preconception

Definitions

  • WordNet 3.6
    • n preconception an opinion formed beforehand without adequate evidence "he did not even try to confirm his preconceptions"
    • n preconception a partiality that prevents objective consideration of an issue or situation
    • ***
Webster's Revised Unabridged Dictionary
    • n Preconception The act of preconceiving; conception or opinion previously formed.
    • ***
Century Dictionary and Cyclopedia
    • n preconception A conception or opinion formed in advance of experience or actual knowledge; also, the influence of previous belief or states of mind in modifying the conceptions formed under the partial influence of experience.
    • ***
Chambers's Twentieth Century Dictionary
    • Preconception act of preconceiving: previous opinion formed without actual knowledge
    • ***

Usage

In literature:

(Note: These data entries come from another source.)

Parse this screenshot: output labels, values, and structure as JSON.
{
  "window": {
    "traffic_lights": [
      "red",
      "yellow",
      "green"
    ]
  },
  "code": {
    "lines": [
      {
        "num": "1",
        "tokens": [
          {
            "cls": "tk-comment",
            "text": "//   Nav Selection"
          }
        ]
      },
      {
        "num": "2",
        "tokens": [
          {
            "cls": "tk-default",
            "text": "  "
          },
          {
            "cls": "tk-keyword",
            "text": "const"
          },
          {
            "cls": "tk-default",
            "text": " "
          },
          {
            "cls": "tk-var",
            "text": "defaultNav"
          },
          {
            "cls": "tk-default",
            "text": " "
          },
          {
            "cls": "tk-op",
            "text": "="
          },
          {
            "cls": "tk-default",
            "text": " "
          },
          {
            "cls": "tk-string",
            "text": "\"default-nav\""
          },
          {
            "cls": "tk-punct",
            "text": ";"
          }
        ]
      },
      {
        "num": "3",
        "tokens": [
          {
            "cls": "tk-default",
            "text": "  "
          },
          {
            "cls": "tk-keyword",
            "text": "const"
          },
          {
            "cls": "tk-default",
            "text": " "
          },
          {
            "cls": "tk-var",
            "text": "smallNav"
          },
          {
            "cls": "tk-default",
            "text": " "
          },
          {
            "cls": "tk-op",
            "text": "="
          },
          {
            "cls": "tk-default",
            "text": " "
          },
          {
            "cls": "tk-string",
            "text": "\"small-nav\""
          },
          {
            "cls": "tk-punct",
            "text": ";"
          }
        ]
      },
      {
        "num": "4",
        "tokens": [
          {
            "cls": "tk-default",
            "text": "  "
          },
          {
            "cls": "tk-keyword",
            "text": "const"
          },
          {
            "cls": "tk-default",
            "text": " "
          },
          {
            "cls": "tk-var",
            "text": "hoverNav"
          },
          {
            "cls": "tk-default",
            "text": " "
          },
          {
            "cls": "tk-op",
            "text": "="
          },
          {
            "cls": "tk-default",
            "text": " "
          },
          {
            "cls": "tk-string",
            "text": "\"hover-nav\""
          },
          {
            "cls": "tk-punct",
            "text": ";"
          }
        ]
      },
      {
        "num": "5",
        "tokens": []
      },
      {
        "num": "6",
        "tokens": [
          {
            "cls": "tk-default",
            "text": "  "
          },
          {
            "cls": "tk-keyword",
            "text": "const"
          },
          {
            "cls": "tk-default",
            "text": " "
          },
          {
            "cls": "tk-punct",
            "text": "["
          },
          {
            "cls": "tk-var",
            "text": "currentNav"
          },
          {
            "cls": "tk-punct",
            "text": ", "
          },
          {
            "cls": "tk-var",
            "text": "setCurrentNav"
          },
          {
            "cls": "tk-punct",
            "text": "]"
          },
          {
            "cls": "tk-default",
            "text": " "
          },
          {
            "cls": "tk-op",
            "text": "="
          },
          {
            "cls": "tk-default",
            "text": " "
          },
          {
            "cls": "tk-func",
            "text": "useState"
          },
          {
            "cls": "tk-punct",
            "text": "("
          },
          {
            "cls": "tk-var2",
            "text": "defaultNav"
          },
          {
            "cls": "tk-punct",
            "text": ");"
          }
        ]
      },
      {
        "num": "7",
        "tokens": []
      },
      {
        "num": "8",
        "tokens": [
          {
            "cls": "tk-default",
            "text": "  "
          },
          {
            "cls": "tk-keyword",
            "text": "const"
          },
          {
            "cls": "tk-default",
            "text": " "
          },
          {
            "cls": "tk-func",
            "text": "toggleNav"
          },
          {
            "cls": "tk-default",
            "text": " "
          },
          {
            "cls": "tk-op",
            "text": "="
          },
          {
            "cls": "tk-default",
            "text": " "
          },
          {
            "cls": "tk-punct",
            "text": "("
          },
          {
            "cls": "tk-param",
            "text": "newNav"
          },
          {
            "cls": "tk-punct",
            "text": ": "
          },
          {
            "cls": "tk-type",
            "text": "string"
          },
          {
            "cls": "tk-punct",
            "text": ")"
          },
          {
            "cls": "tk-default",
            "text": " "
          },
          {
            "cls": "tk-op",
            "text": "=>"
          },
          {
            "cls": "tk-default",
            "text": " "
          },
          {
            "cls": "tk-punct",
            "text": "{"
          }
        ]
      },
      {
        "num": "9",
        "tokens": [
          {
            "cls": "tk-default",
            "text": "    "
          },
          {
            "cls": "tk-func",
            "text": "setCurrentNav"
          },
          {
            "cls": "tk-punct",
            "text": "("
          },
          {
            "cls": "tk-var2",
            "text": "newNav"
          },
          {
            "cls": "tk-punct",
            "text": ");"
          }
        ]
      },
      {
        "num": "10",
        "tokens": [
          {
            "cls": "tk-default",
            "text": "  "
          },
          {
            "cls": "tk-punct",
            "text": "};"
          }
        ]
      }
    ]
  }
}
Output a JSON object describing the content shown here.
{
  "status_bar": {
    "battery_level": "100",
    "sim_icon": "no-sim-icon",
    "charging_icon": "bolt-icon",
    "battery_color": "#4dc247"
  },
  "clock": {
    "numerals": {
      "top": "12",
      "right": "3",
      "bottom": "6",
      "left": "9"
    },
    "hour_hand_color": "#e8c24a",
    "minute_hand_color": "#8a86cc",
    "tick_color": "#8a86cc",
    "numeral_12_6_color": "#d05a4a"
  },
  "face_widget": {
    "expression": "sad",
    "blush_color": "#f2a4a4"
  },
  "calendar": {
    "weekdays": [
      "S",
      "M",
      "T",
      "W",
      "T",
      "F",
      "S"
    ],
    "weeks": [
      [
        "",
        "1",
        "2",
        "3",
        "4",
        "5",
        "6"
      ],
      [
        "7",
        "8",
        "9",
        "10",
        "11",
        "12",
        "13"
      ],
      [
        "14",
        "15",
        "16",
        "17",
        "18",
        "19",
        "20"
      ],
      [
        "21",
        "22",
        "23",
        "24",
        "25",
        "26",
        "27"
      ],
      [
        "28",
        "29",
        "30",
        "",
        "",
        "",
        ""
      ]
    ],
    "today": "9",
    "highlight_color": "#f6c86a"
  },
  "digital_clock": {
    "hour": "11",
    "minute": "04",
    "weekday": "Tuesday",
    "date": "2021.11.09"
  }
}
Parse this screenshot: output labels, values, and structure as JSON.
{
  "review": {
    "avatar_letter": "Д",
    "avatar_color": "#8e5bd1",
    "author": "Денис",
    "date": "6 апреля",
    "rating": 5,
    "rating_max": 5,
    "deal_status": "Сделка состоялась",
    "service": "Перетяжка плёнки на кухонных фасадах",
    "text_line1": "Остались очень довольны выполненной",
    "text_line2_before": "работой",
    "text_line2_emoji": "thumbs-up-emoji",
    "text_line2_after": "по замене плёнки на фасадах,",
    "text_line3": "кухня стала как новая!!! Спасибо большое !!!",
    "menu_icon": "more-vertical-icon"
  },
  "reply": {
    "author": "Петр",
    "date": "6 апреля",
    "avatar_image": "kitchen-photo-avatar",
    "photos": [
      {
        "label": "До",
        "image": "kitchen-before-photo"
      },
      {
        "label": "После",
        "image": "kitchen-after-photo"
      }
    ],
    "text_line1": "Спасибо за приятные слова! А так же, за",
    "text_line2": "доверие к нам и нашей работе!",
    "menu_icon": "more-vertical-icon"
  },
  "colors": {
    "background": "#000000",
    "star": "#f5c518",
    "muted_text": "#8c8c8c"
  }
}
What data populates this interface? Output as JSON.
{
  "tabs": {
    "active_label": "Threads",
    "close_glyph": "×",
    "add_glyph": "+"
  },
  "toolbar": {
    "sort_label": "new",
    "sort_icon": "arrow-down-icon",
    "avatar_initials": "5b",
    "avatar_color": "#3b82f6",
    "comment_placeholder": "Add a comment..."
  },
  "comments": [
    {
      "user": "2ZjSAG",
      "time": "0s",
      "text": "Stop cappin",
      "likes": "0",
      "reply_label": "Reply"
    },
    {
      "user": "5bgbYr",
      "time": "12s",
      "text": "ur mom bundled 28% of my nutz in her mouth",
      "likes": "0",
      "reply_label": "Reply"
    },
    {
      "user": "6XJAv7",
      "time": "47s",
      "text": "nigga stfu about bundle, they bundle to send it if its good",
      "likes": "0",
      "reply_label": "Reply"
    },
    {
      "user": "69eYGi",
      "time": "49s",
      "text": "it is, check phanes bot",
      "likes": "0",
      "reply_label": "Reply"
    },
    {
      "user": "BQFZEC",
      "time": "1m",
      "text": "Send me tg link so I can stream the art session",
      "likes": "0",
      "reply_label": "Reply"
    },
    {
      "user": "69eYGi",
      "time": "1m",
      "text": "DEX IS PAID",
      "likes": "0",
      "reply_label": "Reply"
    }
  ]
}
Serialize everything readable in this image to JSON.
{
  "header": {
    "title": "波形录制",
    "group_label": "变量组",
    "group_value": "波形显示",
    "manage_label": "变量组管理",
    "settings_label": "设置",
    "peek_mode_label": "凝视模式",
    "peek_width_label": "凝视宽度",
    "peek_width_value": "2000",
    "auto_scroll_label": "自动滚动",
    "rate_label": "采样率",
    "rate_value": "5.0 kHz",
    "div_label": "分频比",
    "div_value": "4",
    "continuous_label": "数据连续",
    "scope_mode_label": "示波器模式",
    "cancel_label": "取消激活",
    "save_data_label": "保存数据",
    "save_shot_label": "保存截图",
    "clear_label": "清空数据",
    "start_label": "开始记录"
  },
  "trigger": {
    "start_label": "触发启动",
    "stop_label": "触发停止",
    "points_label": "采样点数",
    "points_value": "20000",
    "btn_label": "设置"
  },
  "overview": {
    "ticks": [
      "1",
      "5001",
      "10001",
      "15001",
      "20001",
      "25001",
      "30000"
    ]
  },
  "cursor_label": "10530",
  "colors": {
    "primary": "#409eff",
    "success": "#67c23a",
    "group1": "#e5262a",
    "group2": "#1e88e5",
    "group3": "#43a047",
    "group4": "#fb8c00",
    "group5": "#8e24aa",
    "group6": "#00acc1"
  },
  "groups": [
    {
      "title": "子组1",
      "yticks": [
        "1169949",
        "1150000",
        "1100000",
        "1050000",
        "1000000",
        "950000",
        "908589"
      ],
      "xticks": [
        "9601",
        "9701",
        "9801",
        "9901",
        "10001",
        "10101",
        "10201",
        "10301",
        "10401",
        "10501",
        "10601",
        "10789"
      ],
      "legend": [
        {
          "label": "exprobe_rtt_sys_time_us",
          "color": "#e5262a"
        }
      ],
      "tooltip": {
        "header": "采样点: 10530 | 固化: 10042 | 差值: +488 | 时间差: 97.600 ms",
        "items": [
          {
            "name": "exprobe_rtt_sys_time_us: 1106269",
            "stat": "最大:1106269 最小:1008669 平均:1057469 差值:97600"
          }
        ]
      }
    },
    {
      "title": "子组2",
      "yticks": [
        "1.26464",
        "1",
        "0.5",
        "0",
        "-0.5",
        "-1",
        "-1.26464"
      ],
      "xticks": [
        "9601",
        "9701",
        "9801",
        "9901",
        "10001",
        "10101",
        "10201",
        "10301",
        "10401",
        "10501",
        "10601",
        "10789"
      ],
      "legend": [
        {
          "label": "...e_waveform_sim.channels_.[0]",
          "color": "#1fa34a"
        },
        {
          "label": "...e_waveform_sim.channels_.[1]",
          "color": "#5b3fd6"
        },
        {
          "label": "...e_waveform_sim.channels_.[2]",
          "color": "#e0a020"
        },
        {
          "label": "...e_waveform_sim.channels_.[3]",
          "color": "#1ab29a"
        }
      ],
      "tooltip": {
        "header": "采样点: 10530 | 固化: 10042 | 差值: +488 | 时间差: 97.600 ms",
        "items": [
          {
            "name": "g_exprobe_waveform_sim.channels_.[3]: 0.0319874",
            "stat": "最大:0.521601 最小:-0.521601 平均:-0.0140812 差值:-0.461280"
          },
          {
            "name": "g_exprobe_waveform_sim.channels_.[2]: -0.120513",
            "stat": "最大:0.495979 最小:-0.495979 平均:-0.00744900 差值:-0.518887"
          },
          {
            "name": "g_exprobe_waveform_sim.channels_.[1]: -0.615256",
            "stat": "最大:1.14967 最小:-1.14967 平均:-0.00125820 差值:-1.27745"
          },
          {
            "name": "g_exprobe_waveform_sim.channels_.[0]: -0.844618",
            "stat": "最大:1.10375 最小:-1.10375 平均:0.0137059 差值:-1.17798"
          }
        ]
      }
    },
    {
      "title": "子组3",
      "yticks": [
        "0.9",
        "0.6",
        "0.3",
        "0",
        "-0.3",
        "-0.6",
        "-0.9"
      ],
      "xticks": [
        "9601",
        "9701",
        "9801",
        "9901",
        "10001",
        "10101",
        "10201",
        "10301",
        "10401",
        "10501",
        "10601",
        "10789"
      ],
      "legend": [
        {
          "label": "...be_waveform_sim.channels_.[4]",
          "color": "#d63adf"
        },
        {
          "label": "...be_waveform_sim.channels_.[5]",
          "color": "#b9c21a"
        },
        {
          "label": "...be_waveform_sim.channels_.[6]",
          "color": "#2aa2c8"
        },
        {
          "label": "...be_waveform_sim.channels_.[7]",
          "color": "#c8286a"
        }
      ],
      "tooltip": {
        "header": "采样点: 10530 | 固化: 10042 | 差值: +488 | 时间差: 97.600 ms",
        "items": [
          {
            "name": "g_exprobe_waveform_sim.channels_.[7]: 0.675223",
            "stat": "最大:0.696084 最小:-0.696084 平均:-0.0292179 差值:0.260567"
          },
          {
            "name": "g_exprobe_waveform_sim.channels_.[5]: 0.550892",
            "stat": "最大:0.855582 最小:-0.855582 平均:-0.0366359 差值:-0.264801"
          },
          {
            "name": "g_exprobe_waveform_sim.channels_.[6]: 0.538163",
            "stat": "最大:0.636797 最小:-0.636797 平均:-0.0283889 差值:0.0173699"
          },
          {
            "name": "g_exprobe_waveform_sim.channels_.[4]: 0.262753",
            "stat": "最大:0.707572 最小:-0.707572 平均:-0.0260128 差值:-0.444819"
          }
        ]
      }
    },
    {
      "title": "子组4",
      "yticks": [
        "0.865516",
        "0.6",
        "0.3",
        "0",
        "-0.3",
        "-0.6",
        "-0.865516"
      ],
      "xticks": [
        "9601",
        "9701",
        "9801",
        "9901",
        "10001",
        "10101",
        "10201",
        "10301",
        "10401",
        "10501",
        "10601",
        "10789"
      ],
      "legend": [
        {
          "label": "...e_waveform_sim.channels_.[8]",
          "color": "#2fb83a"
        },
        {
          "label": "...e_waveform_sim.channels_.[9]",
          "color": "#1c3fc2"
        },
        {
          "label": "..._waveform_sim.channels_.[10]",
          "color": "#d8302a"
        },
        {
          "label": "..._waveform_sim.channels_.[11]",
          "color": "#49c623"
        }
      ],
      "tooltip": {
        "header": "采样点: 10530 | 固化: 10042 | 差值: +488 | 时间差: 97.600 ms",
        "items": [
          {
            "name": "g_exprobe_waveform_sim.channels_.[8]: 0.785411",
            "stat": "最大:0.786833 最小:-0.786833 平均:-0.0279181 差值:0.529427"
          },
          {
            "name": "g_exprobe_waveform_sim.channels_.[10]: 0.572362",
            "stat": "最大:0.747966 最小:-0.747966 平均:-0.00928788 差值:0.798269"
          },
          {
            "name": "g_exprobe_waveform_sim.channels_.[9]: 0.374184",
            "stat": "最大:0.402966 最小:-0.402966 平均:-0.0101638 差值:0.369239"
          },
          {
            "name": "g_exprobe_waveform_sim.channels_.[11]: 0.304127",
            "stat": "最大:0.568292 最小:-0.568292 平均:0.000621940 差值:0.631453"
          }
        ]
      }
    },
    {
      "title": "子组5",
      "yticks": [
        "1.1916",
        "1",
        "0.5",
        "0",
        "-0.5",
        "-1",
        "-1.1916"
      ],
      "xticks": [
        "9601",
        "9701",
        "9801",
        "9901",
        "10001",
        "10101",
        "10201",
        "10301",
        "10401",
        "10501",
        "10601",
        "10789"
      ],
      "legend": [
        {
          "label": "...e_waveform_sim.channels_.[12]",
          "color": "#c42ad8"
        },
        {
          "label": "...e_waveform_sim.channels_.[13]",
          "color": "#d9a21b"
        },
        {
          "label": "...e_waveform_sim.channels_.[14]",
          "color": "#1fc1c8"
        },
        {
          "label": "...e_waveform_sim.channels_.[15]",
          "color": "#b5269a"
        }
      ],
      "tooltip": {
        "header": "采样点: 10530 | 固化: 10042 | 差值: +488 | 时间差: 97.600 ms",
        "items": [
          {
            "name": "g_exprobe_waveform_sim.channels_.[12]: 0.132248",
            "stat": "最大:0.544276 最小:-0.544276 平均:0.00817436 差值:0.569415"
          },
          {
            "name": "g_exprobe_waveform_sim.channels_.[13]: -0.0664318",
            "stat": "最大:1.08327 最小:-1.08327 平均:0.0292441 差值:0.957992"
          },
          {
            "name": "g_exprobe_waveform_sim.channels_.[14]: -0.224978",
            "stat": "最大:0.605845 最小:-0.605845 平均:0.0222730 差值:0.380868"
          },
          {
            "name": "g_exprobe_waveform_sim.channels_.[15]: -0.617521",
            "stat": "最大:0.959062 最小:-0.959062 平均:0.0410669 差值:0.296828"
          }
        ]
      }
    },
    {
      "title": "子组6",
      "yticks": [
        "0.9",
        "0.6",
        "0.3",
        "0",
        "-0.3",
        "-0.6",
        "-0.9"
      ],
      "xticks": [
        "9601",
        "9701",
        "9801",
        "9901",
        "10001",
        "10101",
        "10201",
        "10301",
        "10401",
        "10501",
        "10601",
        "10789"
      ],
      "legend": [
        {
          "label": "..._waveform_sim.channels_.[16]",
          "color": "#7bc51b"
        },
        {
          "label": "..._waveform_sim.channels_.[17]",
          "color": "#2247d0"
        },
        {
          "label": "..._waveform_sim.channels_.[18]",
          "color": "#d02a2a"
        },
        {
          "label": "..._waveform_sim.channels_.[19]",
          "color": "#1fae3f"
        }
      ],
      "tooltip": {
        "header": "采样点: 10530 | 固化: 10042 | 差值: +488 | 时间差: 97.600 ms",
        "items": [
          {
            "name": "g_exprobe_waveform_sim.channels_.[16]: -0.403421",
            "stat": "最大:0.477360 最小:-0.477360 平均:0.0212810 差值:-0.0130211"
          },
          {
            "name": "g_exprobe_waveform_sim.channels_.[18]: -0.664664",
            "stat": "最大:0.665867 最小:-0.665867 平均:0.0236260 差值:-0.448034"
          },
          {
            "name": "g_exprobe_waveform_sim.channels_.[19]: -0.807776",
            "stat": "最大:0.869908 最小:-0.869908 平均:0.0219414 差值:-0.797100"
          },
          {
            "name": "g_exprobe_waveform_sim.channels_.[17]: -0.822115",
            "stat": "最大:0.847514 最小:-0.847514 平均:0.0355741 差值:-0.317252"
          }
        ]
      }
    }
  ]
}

But against her knowledge of me and her quick wit no preconception could hold out long.
"The King's Mirror" by Anthony Hope
Now, in that preconception lies the capital blunder incident to the question.
"The Posthumous Works of Thomas De Quincey, Vol. II (2 vols)" by Thomas De Quincey
What lies behind and probably near at hand may not merely revolutionise material agencies but human preconceptions as well.
"James Watt" by Andrew Carnegie
Already some notion of preconception has possessed the observer.
"The Book of the National Parks" by Robert Sterling Yard
Hence, if we consider experience impartially and without preconception, we find that it tells us something which is not given by the senses.
"The English Utilitarians, Volume I." by Leslie Stephen
But he says enough to show that he was misled chiefly by his own preconceptions.
"The War in the Air; Vol. 1" by Walter Raleigh
All this fitted perfectly the captain's preconceptions of Cassylia.
"Deathworld" by Harry Harrison
He works in a noble freedom from prejudice and preconception, uncorrupted by custom as he is untrammelled by tradition.
"Audrey Craven" by May Sinclair
They gave heed to what we term metaphysical preconceptions as to laws governing natural phenomena.
"A History of Science, Volume 5(of 5)" by Henry Smith Williams
Now, please, Mrs. Hawthorne, drop all preconception, and use your eyes.
"Aurora the Magnificent" by Gertrude Hall
***

In poetry:

—Say it, no ideas but in things—
nothing but the blank faces of the houses
and cylindrical trees
bent, forked by preconception and accident—
split, furrowed, creased, mottled, stained—
secret—into the body of the light!
"from Book I, Paterson" by William Carlos Williams

In news:

In gardening, as in other food matters, there is something to be said for the lackadaisical, unresearched, no-preconceptions approach.
That climatologists are now the target of ideologically driven abuse from climate denialists whose carefully packaged preconceptions are endangered by inconvenient facts is hardly surprising.
Nol Simonse has no preconceptions about what he wants in a boyfriend, except one.
Saatchi exhibition suggests pandering to international preconceptions, clichés all too common.
Historical fiction should also challenge our preconceptions and reveal facets of history we never thought about before — what was it like to be a Bengali opium merchant in 19th century Canton, or a female physician in Renaissance Venice.
If you judge your replacement pickups by the specs, throw any preconceptions out the window where Lindy Fralin's Hum -Cancelling P-90s ($130 each) are concerned.
When it comes to exercise and preconceptions, it's great -- even inspiring -- to be wrong.
The Civic Academy's production of Happy Days features an authentic cast of high-schoolers without TV preconceptions.
If you judge your replacement pickups by the specs, throw any preconceptions out the window where Lindy Fralin's Hum-Cancelling P-90s ($130 each) are concerned.
That preconception has prevented horse tracks from expanding their clientele base to women, who are especially dissuaded from visiting the tracks.
Often, the perceived solution is based on preconceptions and misconceptions we acquired before having children.
***

In science:

Wigner function, for example, with classical preconceptions.
Embedding quantum and random optics in a larger field theory
Our analysis suggested that our classical preconceptions about the world could indeed possibly have been elaborated throughout a slow evolutionary process, according to a principle of maximization of the relevant information.
Experimental proposal for testing the Emergence of Environment Induced (EIN) Classical Selection rules with Biological Systems
In 1974, Jo¨el Scherk and I decided to take string theory seriously as it stood, rather than forcing it to conform to our preconceptions.
The Early History of String Theory and Supersymmetry
A final theory is free of any philosophical preconception.
On the Nature of Reality
There is no room for philosophical preconceptions.
On the Nature of Reality
***